▶ **WORK ITEM**
Print the line containing "Parse this screenshot: output" and every later line of the records. Keep each one exactly as given, ending with the last.

▶ **STUDY MATERIAL**
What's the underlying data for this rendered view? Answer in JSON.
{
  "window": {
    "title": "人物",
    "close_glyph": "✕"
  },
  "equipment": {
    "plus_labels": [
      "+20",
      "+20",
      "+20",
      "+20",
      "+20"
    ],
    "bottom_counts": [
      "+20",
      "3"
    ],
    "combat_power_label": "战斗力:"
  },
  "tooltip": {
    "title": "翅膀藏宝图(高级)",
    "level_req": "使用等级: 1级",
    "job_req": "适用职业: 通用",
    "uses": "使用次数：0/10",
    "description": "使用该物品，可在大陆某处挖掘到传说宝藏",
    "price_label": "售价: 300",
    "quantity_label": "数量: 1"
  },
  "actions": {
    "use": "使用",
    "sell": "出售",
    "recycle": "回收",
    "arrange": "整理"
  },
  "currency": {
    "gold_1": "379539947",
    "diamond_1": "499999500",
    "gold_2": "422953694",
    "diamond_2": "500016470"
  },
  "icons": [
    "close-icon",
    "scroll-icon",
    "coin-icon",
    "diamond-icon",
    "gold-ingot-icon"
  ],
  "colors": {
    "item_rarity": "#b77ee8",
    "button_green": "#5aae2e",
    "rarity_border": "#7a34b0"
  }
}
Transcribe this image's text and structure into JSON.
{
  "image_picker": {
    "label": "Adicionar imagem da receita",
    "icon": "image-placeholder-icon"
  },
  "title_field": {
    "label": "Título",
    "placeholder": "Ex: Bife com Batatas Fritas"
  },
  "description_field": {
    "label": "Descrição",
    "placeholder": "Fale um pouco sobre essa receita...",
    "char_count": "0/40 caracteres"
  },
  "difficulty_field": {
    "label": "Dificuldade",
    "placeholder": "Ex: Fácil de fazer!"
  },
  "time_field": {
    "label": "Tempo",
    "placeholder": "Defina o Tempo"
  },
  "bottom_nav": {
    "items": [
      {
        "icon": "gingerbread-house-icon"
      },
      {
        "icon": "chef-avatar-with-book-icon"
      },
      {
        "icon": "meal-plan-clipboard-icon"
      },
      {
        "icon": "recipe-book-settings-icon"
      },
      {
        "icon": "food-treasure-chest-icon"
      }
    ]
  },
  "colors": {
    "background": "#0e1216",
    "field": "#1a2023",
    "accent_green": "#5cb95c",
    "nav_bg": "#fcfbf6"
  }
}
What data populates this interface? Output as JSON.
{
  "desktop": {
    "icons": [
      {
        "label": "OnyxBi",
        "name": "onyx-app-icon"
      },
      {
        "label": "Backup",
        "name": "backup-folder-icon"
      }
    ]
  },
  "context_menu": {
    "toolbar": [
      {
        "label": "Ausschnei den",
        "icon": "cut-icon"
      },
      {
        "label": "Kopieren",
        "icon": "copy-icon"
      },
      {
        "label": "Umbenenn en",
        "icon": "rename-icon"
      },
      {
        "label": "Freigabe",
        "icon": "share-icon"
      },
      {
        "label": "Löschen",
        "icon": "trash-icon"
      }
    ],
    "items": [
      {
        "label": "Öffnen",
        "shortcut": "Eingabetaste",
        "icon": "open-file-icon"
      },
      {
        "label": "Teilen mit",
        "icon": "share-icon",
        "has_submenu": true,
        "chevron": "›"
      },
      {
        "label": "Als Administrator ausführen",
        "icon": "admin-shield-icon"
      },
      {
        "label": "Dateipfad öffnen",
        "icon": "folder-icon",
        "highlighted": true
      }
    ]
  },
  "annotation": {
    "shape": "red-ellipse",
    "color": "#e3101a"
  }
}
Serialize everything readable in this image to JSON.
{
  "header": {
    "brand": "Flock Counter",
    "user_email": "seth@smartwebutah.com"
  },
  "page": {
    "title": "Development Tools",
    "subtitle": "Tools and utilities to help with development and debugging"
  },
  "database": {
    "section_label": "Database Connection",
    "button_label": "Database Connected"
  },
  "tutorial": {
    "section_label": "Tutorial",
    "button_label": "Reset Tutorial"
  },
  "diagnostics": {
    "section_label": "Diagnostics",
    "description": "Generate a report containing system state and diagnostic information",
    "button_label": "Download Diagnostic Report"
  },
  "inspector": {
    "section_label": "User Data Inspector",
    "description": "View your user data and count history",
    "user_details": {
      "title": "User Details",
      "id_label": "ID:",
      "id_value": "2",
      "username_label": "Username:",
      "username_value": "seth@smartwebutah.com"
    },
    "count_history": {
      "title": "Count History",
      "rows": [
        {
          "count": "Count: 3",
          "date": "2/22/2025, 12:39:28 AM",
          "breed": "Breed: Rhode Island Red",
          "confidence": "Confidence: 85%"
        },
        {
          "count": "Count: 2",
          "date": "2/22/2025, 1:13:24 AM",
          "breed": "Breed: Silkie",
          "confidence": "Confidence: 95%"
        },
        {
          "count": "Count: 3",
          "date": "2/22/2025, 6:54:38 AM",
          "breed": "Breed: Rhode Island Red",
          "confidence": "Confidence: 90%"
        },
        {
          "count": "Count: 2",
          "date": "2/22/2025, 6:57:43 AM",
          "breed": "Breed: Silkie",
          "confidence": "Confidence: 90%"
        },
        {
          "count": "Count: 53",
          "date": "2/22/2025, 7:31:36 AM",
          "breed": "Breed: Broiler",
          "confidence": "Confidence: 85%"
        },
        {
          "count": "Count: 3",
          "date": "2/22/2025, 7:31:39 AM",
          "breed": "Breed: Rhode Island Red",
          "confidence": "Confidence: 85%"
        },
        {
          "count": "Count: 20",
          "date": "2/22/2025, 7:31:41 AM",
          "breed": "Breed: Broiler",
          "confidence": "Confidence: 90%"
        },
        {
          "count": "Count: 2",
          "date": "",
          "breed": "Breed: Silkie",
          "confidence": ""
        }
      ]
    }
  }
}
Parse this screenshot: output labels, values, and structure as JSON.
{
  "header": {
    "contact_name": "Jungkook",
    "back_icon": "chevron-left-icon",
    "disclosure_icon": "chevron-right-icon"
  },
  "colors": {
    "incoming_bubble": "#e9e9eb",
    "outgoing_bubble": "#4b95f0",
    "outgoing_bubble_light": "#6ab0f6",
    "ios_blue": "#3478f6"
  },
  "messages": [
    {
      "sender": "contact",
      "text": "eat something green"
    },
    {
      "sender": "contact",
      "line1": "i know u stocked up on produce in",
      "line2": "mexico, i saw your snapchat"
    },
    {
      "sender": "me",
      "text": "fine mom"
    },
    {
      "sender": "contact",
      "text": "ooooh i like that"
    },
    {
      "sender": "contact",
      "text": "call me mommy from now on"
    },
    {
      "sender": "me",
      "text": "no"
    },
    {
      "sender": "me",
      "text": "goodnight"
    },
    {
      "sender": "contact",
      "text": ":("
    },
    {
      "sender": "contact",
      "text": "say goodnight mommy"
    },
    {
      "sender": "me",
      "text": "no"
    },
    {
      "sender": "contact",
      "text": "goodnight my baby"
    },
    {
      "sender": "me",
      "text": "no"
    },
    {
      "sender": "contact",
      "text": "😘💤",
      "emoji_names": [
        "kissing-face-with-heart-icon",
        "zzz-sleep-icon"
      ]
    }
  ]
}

▶ **YOUR RESPONSE**
Parse this screenshot: output labels, values, and structure as JSON.
{
  "header": {
    "contact_name": "Jungkook",
    "back_icon": "chevron-left-icon",
    "disclosure_icon": "chevron-right-icon"
  },
  "colors": {
    "incoming_bubble": "#e9e9eb",
    "outgoing_bubble": "#4b95f0",
    "outgoing_bubble_light": "#6ab0f6",
    "ios_blue": "#3478f6"
  },
  "messages": [
    {
      "sender": "contact",
      "text": "eat something green"
    },
    {
      "sender": "contact",
      "line1": "i know u stocked up on produce in",
      "line2": "mexico, i saw your snapchat"
    },
    {
      "sender": "me",
      "text": "fine mom"
    },
    {
      "sender": "contact",
      "text": "ooooh i like that"
    },
    {
      "sender": "contact",
      "text": "call me mommy from now on"
    },
    {
      "sender": "me",
      "text": "no"
    },
    {
      "sender": "me",
      "text": "goodnight"
    },
    {
      "sender": "contact",
      "text": ":("
    },
    {
      "sender": "contact",
      "text": "say goodnight mommy"
    },
    {
      "sender": "me",
      "text": "no"
    },
    {
      "sender": "contact",
      "text": "goodnight my baby"
    },
    {
      "sender": "me",
      "text": "no"
    },
    {
      "sender": "contact",
      "text": "😘💤",
      "emoji_names": [
        "kissing-face-with-heart-icon",
        "zzz-sleep-icon"
      ]
    }
  ]
}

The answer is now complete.